* **Supplied records**
—————
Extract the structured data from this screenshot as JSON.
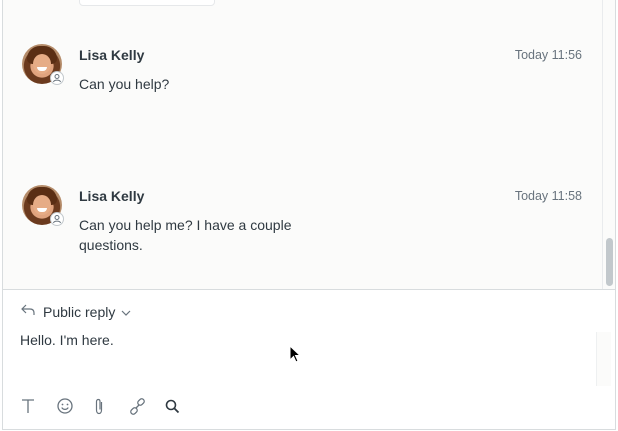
{
  "messages": [
    {
      "author": "Lisa Kelly",
      "time": "Today 11:56",
      "text": "Can you help?"
    },
    {
      "author": "Lisa Kelly",
      "time": "Today 11:58",
      "text": "Can you help me? I have a couple questions."
    }
  ],
  "reply": {
    "mode_label": "Public reply",
    "text": "Hello. I'm here."
  },
  "toolbar": {
    "icons": [
      "text-format-icon",
      "emoji-icon",
      "attachment-icon",
      "link-icon",
      "search-icon"
    ]
  }
}
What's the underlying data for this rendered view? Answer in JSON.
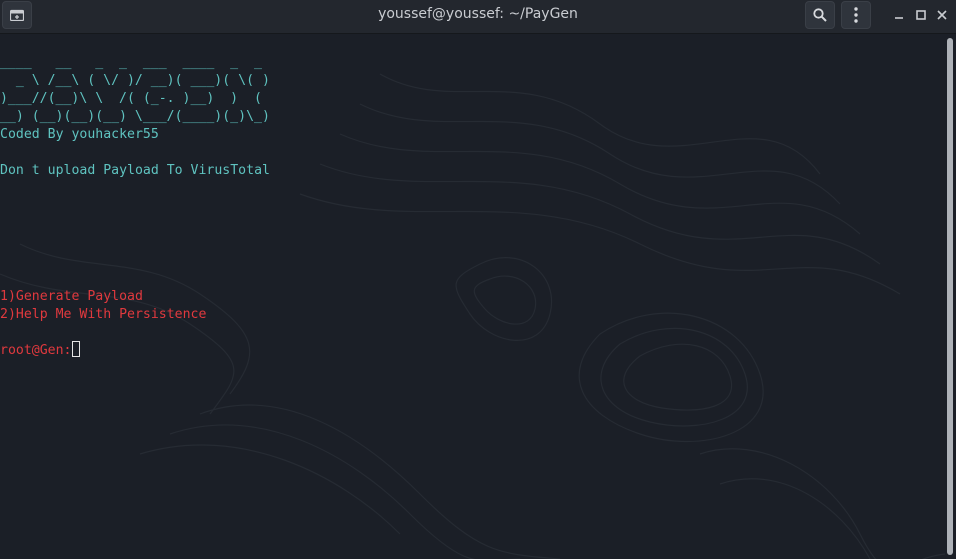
{
  "window": {
    "title": "youssef@youssef: ~/PayGen",
    "icons": {
      "new_tab": "new-tab-icon",
      "search": "search-icon",
      "menu": "kebab-menu-icon",
      "minimize": "minimize-icon",
      "maximize": "maximize-icon",
      "close": "close-icon"
    }
  },
  "terminal": {
    "banner": [
      " ____   __   _  _  ___  ____  _  _ ",
      "(  _ \\ /__\\ ( \\/ )/ __)( ___)( \\( )",
      " )___//(__)\\ \\  /( (_-. )__)  )  ( ",
      "(__) (__)(__)(__) \\___/(____)(_)\\_)"
    ],
    "credit": "Coded By youhacker55",
    "warning": "Don t upload Payload To VirusTotal",
    "menu": [
      "1)Generate Payload",
      "2)Help Me With Persistence"
    ],
    "prompt": "root@Gen:"
  },
  "colors": {
    "background": "#1b1f27",
    "banner_text": "#5fc3c0",
    "menu_text": "#e0393e",
    "titlebar": "#23272e"
  }
}
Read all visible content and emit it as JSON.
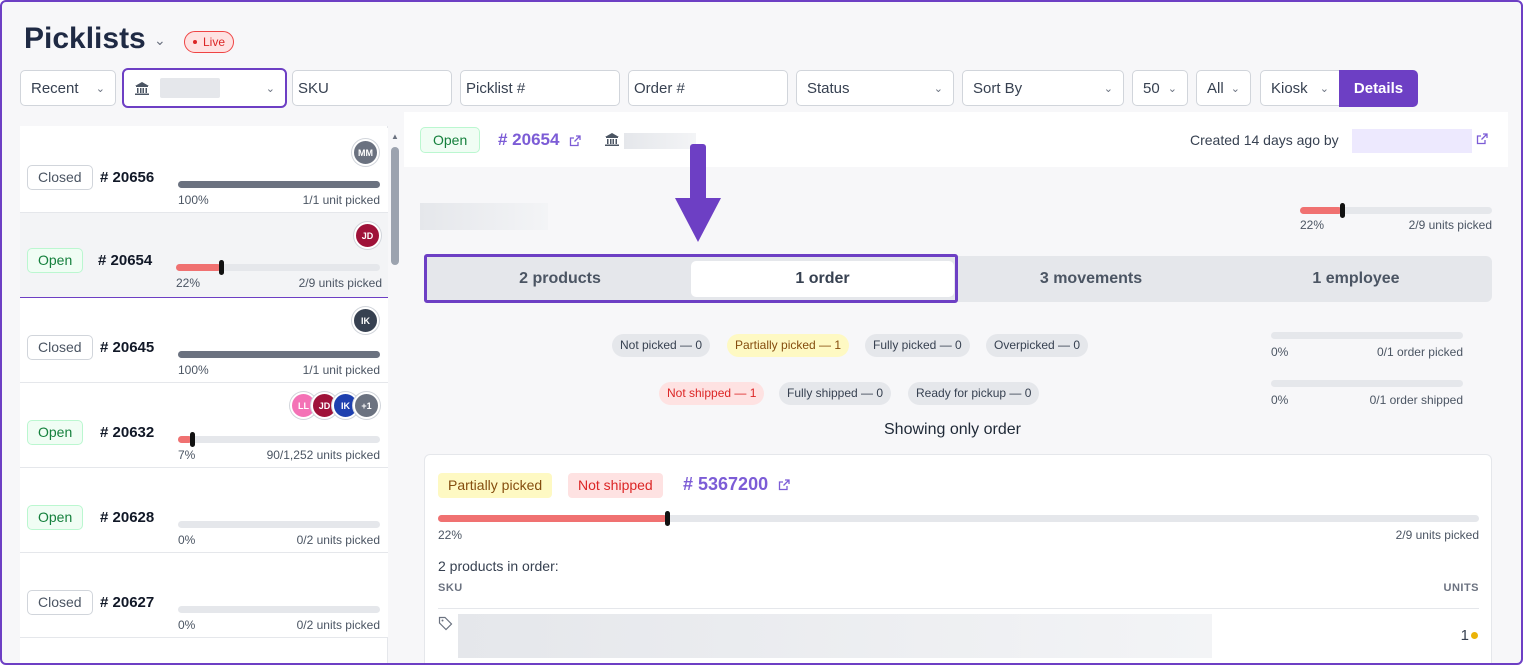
{
  "header": {
    "title": "Picklists",
    "live_label": "Live"
  },
  "toolbar": {
    "recent": "Recent",
    "sku_placeholder": "SKU",
    "picklist_placeholder": "Picklist #",
    "order_placeholder": "Order #",
    "status": "Status",
    "sort_by": "Sort By",
    "page_size": "50",
    "all": "All",
    "kiosk": "Kiosk",
    "details": "Details"
  },
  "list": {
    "items": [
      {
        "status": "Closed",
        "number": "# 20656",
        "pct": "100%",
        "units": "1/1 unit picked",
        "progress": 1.0,
        "avatars": [
          "MM"
        ]
      },
      {
        "status": "Open",
        "number": "# 20654",
        "pct": "22%",
        "units": "2/9 units picked",
        "progress": 0.22,
        "avatars": [
          "JD"
        ]
      },
      {
        "status": "Closed",
        "number": "# 20645",
        "pct": "100%",
        "units": "1/1 unit picked",
        "progress": 1.0,
        "avatars": [
          "IK"
        ]
      },
      {
        "status": "Open",
        "number": "# 20632",
        "pct": "7%",
        "units": "90/1,252 units picked",
        "progress": 0.07,
        "avatars": [
          "LL",
          "JD",
          "IK",
          "+1"
        ]
      },
      {
        "status": "Open",
        "number": "# 20628",
        "pct": "0%",
        "units": "0/2 units picked",
        "progress": 0,
        "avatars": []
      },
      {
        "status": "Closed",
        "number": "# 20627",
        "pct": "0%",
        "units": "0/2 units picked",
        "progress": 0,
        "avatars": []
      }
    ]
  },
  "detail": {
    "status": "Open",
    "number": "# 20654",
    "created": "Created 14 days ago by",
    "pct": "22%",
    "units": "2/9 units picked",
    "progress": 0.22,
    "tabs": [
      "2 products",
      "1 order",
      "3 movements",
      "1 employee"
    ],
    "active_tab": "1 order",
    "pick_chips": [
      "Not picked — 0",
      "Partially picked — 1",
      "Fully picked — 0",
      "Overpicked — 0"
    ],
    "ship_chips": [
      "Not shipped — 1",
      "Fully shipped — 0",
      "Ready for pickup — 0"
    ],
    "order_picked": {
      "pct": "0%",
      "label": "0/1 order picked"
    },
    "order_shipped": {
      "pct": "0%",
      "label": "0/1 order shipped"
    },
    "showing": "Showing only order"
  },
  "order": {
    "pick_status": "Partially picked",
    "ship_status": "Not shipped",
    "number": "# 5367200",
    "pct": "22%",
    "units": "2/9 units picked",
    "progress": 0.22,
    "products_label": "2 products in order:",
    "col_sku": "SKU",
    "col_units": "UNITS",
    "rows": [
      {
        "units": "1"
      }
    ]
  },
  "colors": {
    "accent": "#6d3fc4",
    "progress_red": "#f07171",
    "closed_bar": "#6b7280"
  }
}
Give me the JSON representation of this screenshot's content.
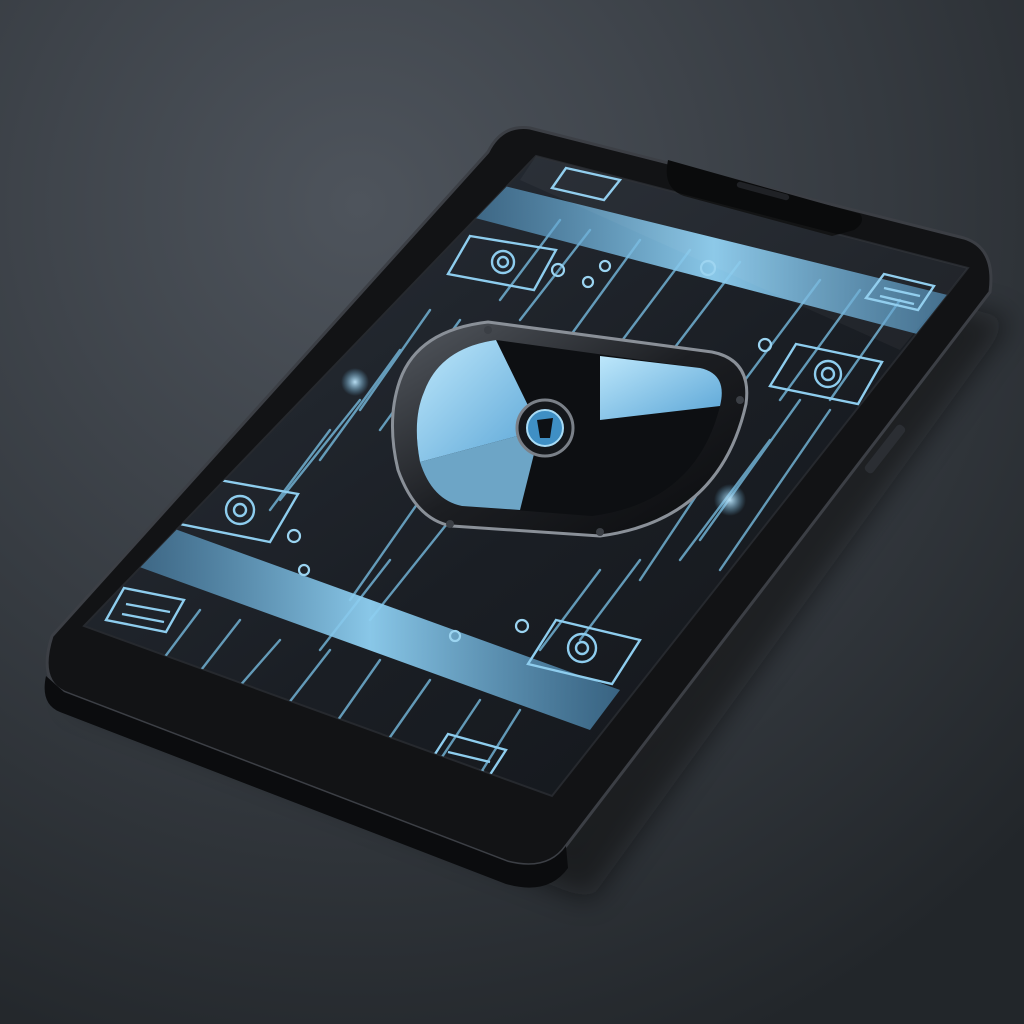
{
  "scene": {
    "subject": "smartphone-with-security-shield",
    "palette": {
      "background_light": "#4a5058",
      "background_dark": "#1f2327",
      "phone_body": "#141517",
      "phone_rim": "#3a3d42",
      "screen": "#1c2128",
      "accent_blue": "#7cc4ea",
      "accent_blue_bright": "#a9dcf6",
      "shield_frame": "#202226",
      "shield_light": "#8fcdef",
      "shield_dark": "#0d0f12"
    },
    "icons": [
      "shield-icon",
      "fingerprint-icon",
      "lock-icon",
      "keypad-icon",
      "circuit-line"
    ]
  }
}
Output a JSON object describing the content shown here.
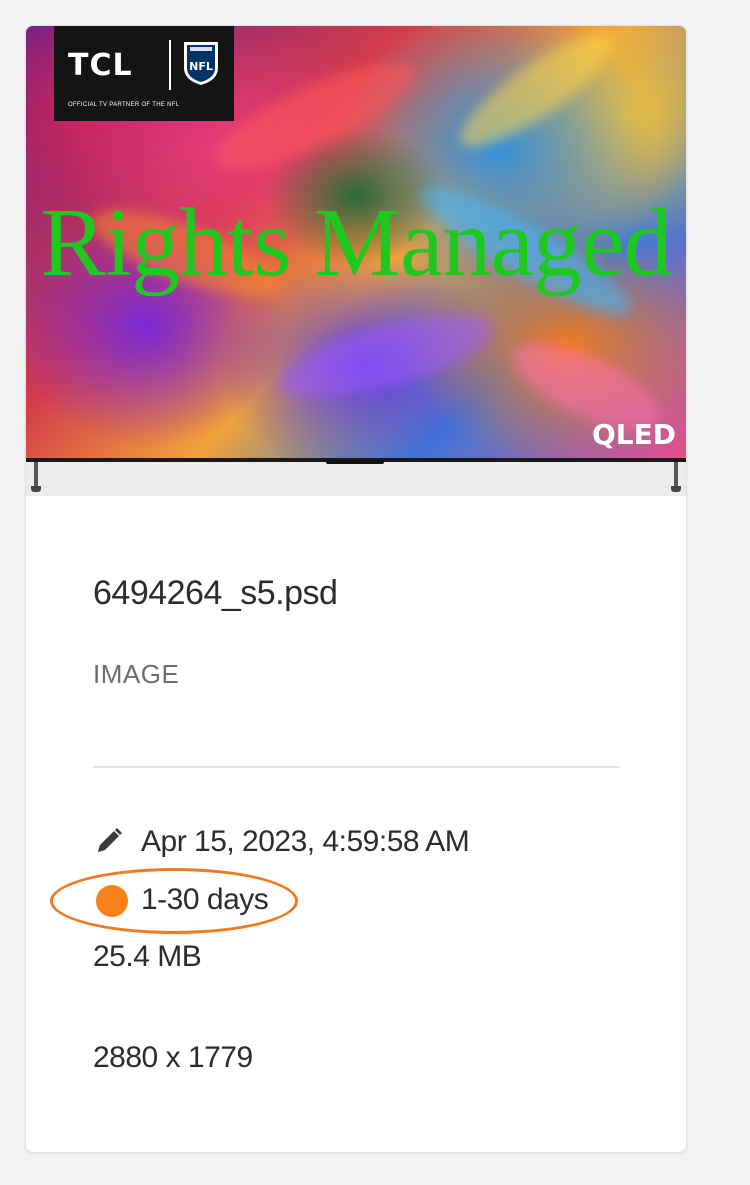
{
  "asset": {
    "preview": {
      "logo_brand": "TCL",
      "logo_tagline": "OFFICIAL TV PARTNER OF THE NFL",
      "nfl_mark": "NFL",
      "watermark": "Rights Managed",
      "badge": "QLED"
    },
    "filename": "6494264_s5.psd",
    "type": "IMAGE",
    "modified": "Apr 15, 2023, 4:59:58 AM",
    "modified_icon": "pencil-icon",
    "expiry": {
      "label": "1-30 days",
      "color": "#f7821b",
      "highlight_color": "#f07a1f"
    },
    "filesize": "25.4 MB",
    "dimensions": "2880 x 1779"
  },
  "colors": {
    "watermark": "#1ec81e",
    "text_primary": "#2c2c2c",
    "text_secondary": "#6e6e6e",
    "card_background": "#ffffff",
    "page_background": "#f3f3f3"
  }
}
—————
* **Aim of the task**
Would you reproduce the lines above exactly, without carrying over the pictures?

* **Output below**
Extract the structured data from this screenshot as JSON.
{
  "messages": [
    {
      "author": "Lisa Kelly",
      "time": "Today 11:56",
      "text": "Can you help?"
    },
    {
      "author": "Lisa Kelly",
      "time": "Today 11:58",
      "text": "Can you help me? I have a couple questions."
    }
  ],
  "reply": {
    "mode_label": "Public reply",
    "text": "Hello. I'm here."
  },
  "toolbar": {
    "icons": [
      "text-format-icon",
      "emoji-icon",
      "attachment-icon",
      "link-icon",
      "search-icon"
    ]
  }
}
What's the underlying data for this rendered view? Answer in JSON.
{
  "window": {
    "title": "youssef@youssef: ~/PayGen",
    "icons": {
      "new_tab": "new-tab-icon",
      "search": "search-icon",
      "menu": "kebab-menu-icon",
      "minimize": "minimize-icon",
      "maximize": "maximize-icon",
      "close": "close-icon"
    }
  },
  "terminal": {
    "banner": [
      " ____   __   _  _  ___  ____  _  _ ",
      "(  _ \\ /__\\ ( \\/ )/ __)( ___)( \\( )",
      " )___//(__)\\ \\  /( (_-. )__)  )  ( ",
      "(__) (__)(__)(__) \\___/(____)(_)\\_)"
    ],
    "credit": "Coded By youhacker55",
    "warning": "Don t upload Payload To VirusTotal",
    "menu": [
      "1)Generate Payload",
      "2)Help Me With Persistence"
    ],
    "prompt": "root@Gen:"
  },
  "colors": {
    "background": "#1b1f27",
    "banner_text": "#5fc3c0",
    "menu_text": "#e0393e",
    "titlebar": "#23272e"
  }
}
Read all visible content and emit it as JSON.
{
  "header": {
    "title": "Picklists",
    "live_label": "Live"
  },
  "toolbar": {
    "recent": "Recent",
    "sku_placeholder": "SKU",
    "picklist_placeholder": "Picklist #",
    "order_placeholder": "Order #",
    "status": "Status",
    "sort_by": "Sort By",
    "page_size": "50",
    "all": "All",
    "kiosk": "Kiosk",
    "details": "Details"
  },
  "list": {
    "items": [
      {
        "status": "Closed",
        "number": "# 20656",
        "pct": "100%",
        "units": "1/1 unit picked",
        "progress": 1.0,
        "avatars": [
          "MM"
        ]
      },
      {
        "status": "Open",
        "number": "# 20654",
        "pct": "22%",
        "units": "2/9 units picked",
        "progress": 0.22,
        "avatars": [
          "JD"
        ]
      },
      {
        "status": "Closed",
        "number": "# 20645",
        "pct": "100%",
        "units": "1/1 unit picked",
        "progress": 1.0,
        "avatars": [
          "IK"
        ]
      },
      {
        "status": "Open",
        "number": "# 20632",
        "pct": "7%",
        "units": "90/1,252 units picked",
        "progress": 0.07,
        "avatars": [
          "LL",
          "JD",
          "IK",
          "+1"
        ]
      },
      {
        "status": "Open",
        "number": "# 20628",
        "pct": "0%",
        "units": "0/2 units picked",
        "progress": 0,
        "avatars": []
      },
      {
        "status": "Closed",
        "number": "# 20627",
        "pct": "0%",
        "units": "0/2 units picked",
        "progress": 0,
        "avatars": []
      }
    ]
  },
  "detail": {
    "status": "Open",
    "number": "# 20654",
    "created": "Created 14 days ago by",
    "pct": "22%",
    "units": "2/9 units picked",
    "progress": 0.22,
    "tabs": [
      "2 products",
      "1 order",
      "3 movements",
      "1 employee"
    ],
    "active_tab": "1 order",
    "pick_chips": [
      "Not picked — 0",
      "Partially picked — 1",
      "Fully picked — 0",
      "Overpicked — 0"
    ],
    "ship_chips": [
      "Not shipped — 1",
      "Fully shipped — 0",
      "Ready for pickup — 0"
    ],
    "order_picked": {
      "pct": "0%",
      "label": "0/1 order picked"
    },
    "order_shipped": {
      "pct": "0%",
      "label": "0/1 order shipped"
    },
    "showing": "Showing only order"
  },
  "order": {
    "pick_status": "Partially picked",
    "ship_status": "Not shipped",
    "number": "# 5367200",
    "pct": "22%",
    "units": "2/9 units picked",
    "progress": 0.22,
    "products_label": "2 products in order:",
    "col_sku": "SKU",
    "col_units": "UNITS",
    "rows": [
      {
        "units": "1"
      }
    ]
  },
  "colors": {
    "accent": "#6d3fc4",
    "progress_red": "#f07171",
    "closed_bar": "#6b7280"
  }
}
Give me the JSON representation of this screenshot's content.
{
  "scene": {
    "subject": "smartphone-with-security-shield",
    "palette": {
      "background_light": "#4a5058",
      "background_dark": "#1f2327",
      "phone_body": "#141517",
      "phone_rim": "#3a3d42",
      "screen": "#1c2128",
      "accent_blue": "#7cc4ea",
      "accent_blue_bright": "#a9dcf6",
      "shield_frame": "#202226",
      "shield_light": "#8fcdef",
      "shield_dark": "#0d0f12"
    },
    "icons": [
      "shield-icon",
      "fingerprint-icon",
      "lock-icon",
      "keypad-icon",
      "circuit-line"
    ]
  }
}
Output a JSON object describing the content shown here.
{
  "asset": {
    "preview": {
      "logo_brand": "TCL",
      "logo_tagline": "OFFICIAL TV PARTNER OF THE NFL",
      "nfl_mark": "NFL",
      "watermark": "Rights Managed",
      "badge": "QLED"
    },
    "filename": "6494264_s5.psd",
    "type": "IMAGE",
    "modified": "Apr 15, 2023, 4:59:58 AM",
    "modified_icon": "pencil-icon",
    "expiry": {
      "label": "1-30 days",
      "color": "#f7821b",
      "highlight_color": "#f07a1f"
    },
    "filesize": "25.4 MB",
    "dimensions": "2880 x 1779"
  },
  "colors": {
    "watermark": "#1ec81e",
    "text_primary": "#2c2c2c",
    "text_secondary": "#6e6e6e",
    "card_background": "#ffffff",
    "page_background": "#f3f3f3"
  }
}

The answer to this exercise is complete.